__WHAT TO DO__. Scan the data for "Consultant" and copy each matching line.

────────────────────────────────────────

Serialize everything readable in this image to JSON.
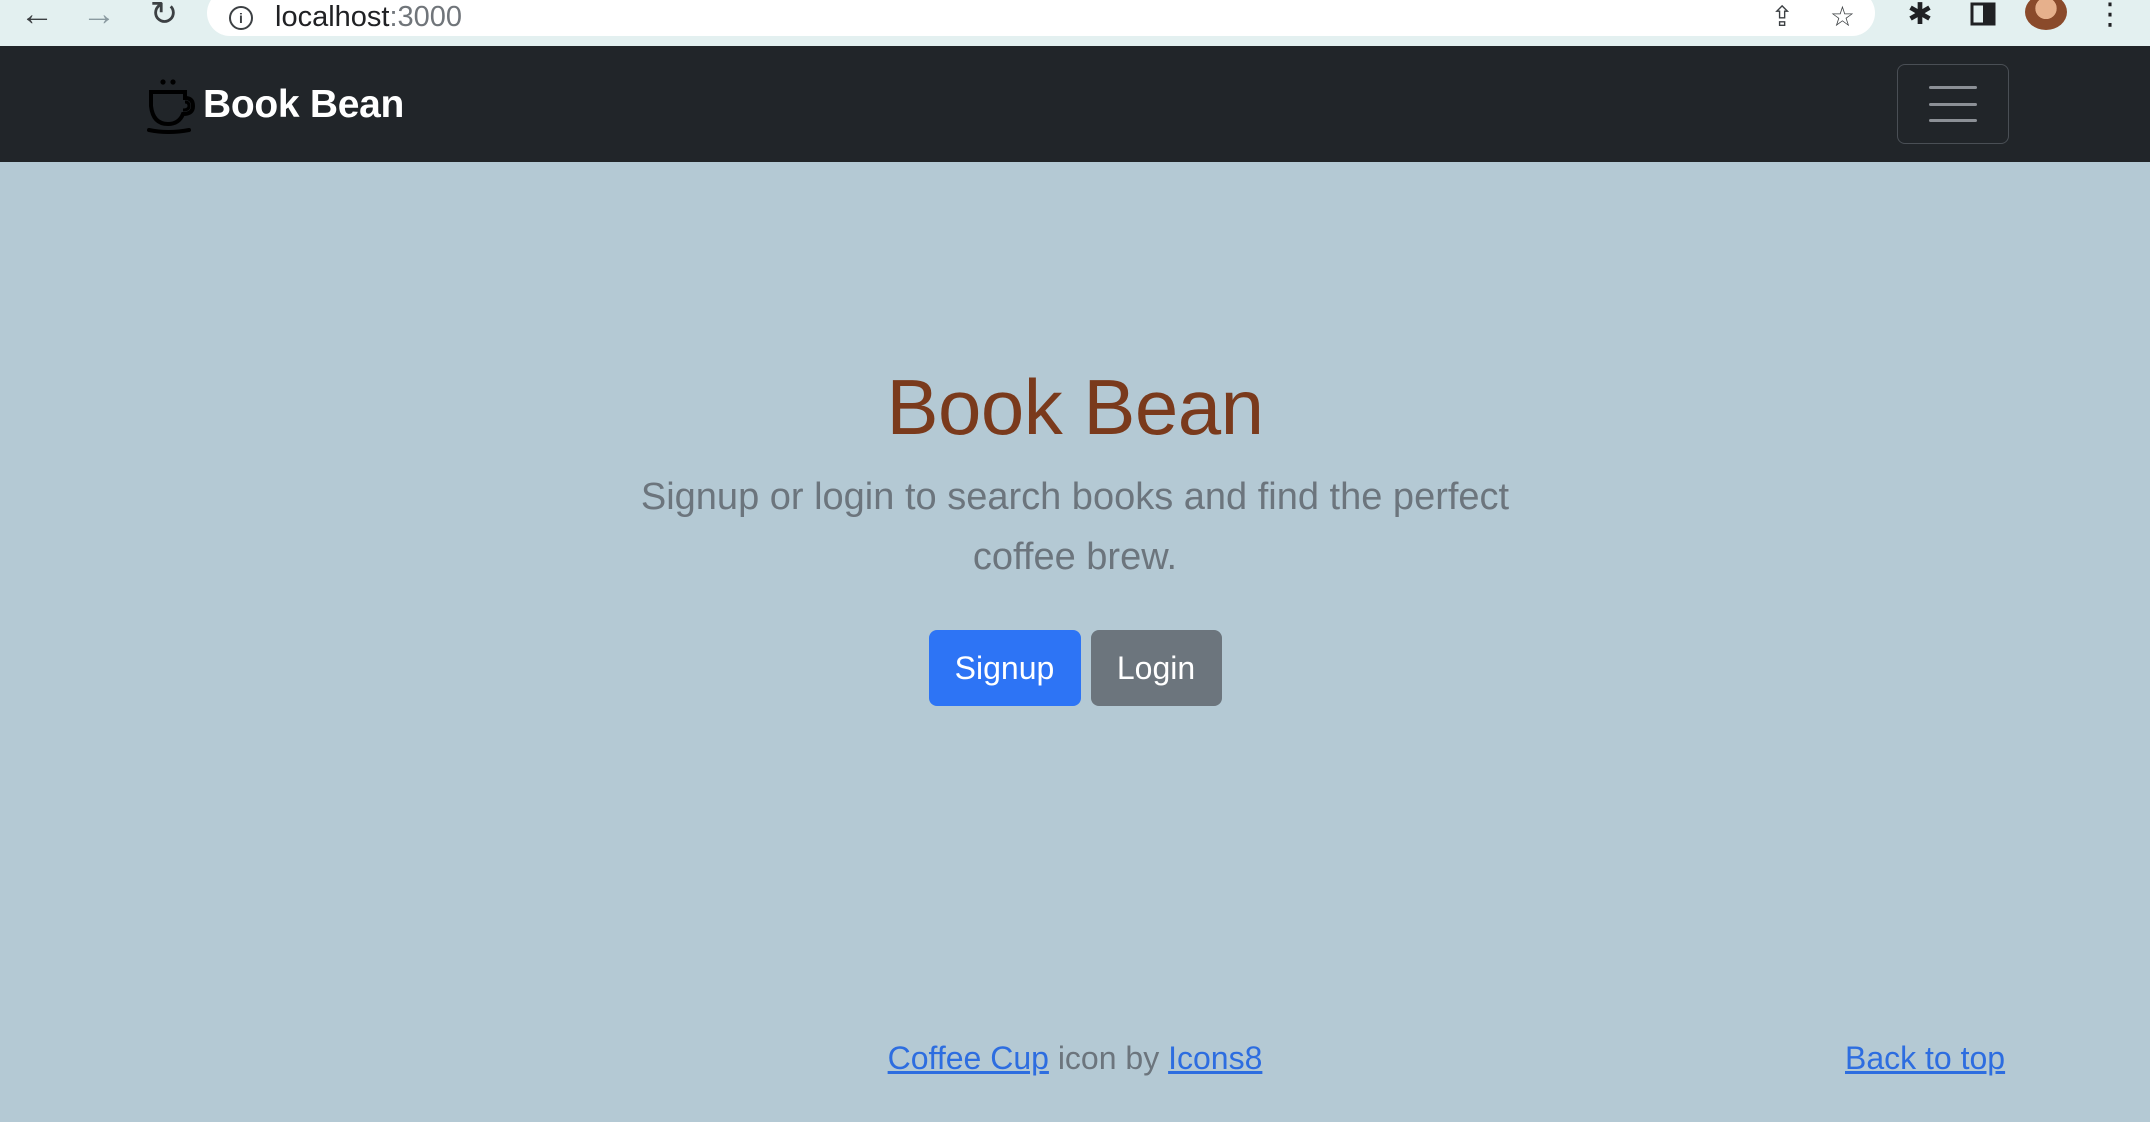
{
  "browser": {
    "url_host": "localhost",
    "url_port": ":3000"
  },
  "navbar": {
    "brand": "Book Bean"
  },
  "hero": {
    "title": "Book Bean",
    "lead": "Signup or login to search books and find the perfect coffee brew.",
    "signup_label": "Signup",
    "login_label": "Login"
  },
  "footer": {
    "icon_link": "Coffee Cup",
    "middle_text": " icon by ",
    "author_link": "Icons8",
    "back_to_top": "Back to top"
  },
  "colors": {
    "page_bg": "#b4c9d4",
    "navbar_bg": "#212529",
    "title": "#7a3a1c",
    "primary": "#2d74f5",
    "secondary": "#6c757d",
    "link": "#2d6de0"
  },
  "icons": [
    "back-arrow-icon",
    "forward-arrow-icon",
    "reload-icon",
    "info-icon",
    "share-icon",
    "star-icon",
    "extensions-icon",
    "side-panel-icon",
    "profile-avatar",
    "menu-dots-icon",
    "coffee-cup-icon",
    "hamburger-icon"
  ]
}
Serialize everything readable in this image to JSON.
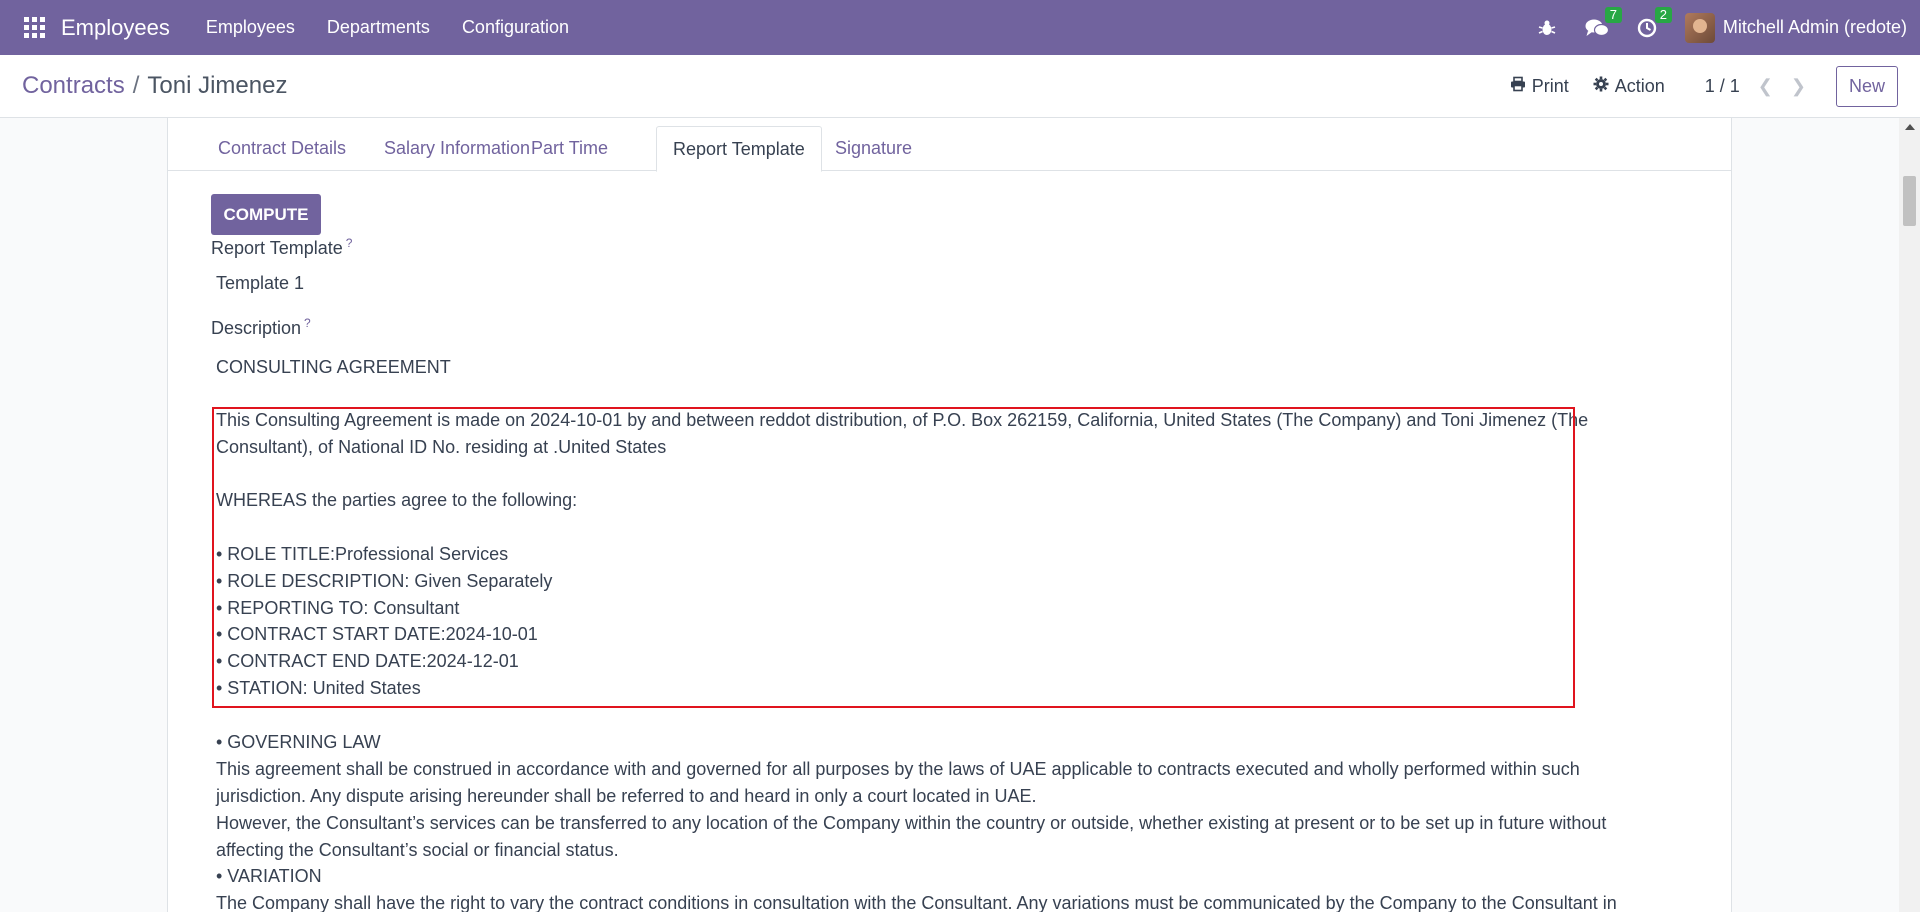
{
  "navbar": {
    "app_name": "Employees",
    "menus": [
      "Employees",
      "Departments",
      "Configuration"
    ],
    "chat_count": "7",
    "activity_count": "2",
    "user_name": "Mitchell Admin (redote)"
  },
  "control": {
    "breadcrumb_parent": "Contracts",
    "breadcrumb_separator": "/",
    "breadcrumb_current": "Toni Jimenez",
    "print_label": "Print",
    "action_label": "Action",
    "pager": "1 / 1",
    "new_label": "New"
  },
  "tabs": [
    "Contract Details",
    "Salary Information",
    "Part Time",
    "Report Template",
    "Signature"
  ],
  "active_tab": "Report Template",
  "form": {
    "compute_label": "COMPUTE",
    "report_template_label": "Report Template",
    "report_template_help": "?",
    "report_template_value": "Template 1",
    "description_label": "Description",
    "description_help": "?",
    "description_lines": [
      "CONSULTING AGREEMENT",
      "This Consulting Agreement is made on 2024-10-01 by and between reddot distribution, of P.O. Box 262159, California, United States (The Company) and Toni Jimenez (The",
      "Consultant), of National ID No. residing at .United States",
      "WHEREAS the parties agree to the following:",
      "• ROLE TITLE:Professional Services",
      "• ROLE DESCRIPTION: Given Separately",
      "• REPORTING TO: Consultant",
      "• CONTRACT START DATE:2024-10-01",
      "• CONTRACT END DATE:2024-12-01",
      "• STATION: United States",
      "• GOVERNING LAW",
      "This agreement shall be construed in accordance with and governed for all purposes by the laws of UAE applicable to contracts executed and wholly performed within such",
      "jurisdiction. Any dispute arising hereunder shall be referred to and heard in only a court located in UAE.",
      "However, the Consultant’s services can be transferred to any location of the Company within the country or outside, whether existing at present or to be set up in future without",
      "affecting the Consultant’s social or financial status.",
      "• VARIATION",
      "The Company shall have the right to vary the contract conditions in consultation with the Consultant. Any variations must be communicated by the Company to the Consultant in"
    ]
  },
  "colors": {
    "brand": "#71639e",
    "badge": "#28a745",
    "highlight": "#e0141e"
  },
  "icons": {
    "apps": "apps-grid-icon",
    "bug": "bug-icon",
    "chat": "chat-icon",
    "activity": "clock-icon",
    "print": "print-icon",
    "action": "gear-icon",
    "prev": "chevron-left-icon",
    "next": "chevron-right-icon"
  }
}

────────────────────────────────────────

__SOLUTION FOR THIS TASK__.
      "Consultant), of National ID No. residing at .United States",
      "• REPORTING TO: Consultant",
      "However, the Consultant’s services can be transferred to any location of the Company within the country or outside, whether existing at present or to be set up in future without",
      "affecting the Consultant’s social or financial status.",
      "The Company shall have the right to vary the contract conditions in consultation with the Consultant. Any variations must be communicated by the Company to the Consultant in"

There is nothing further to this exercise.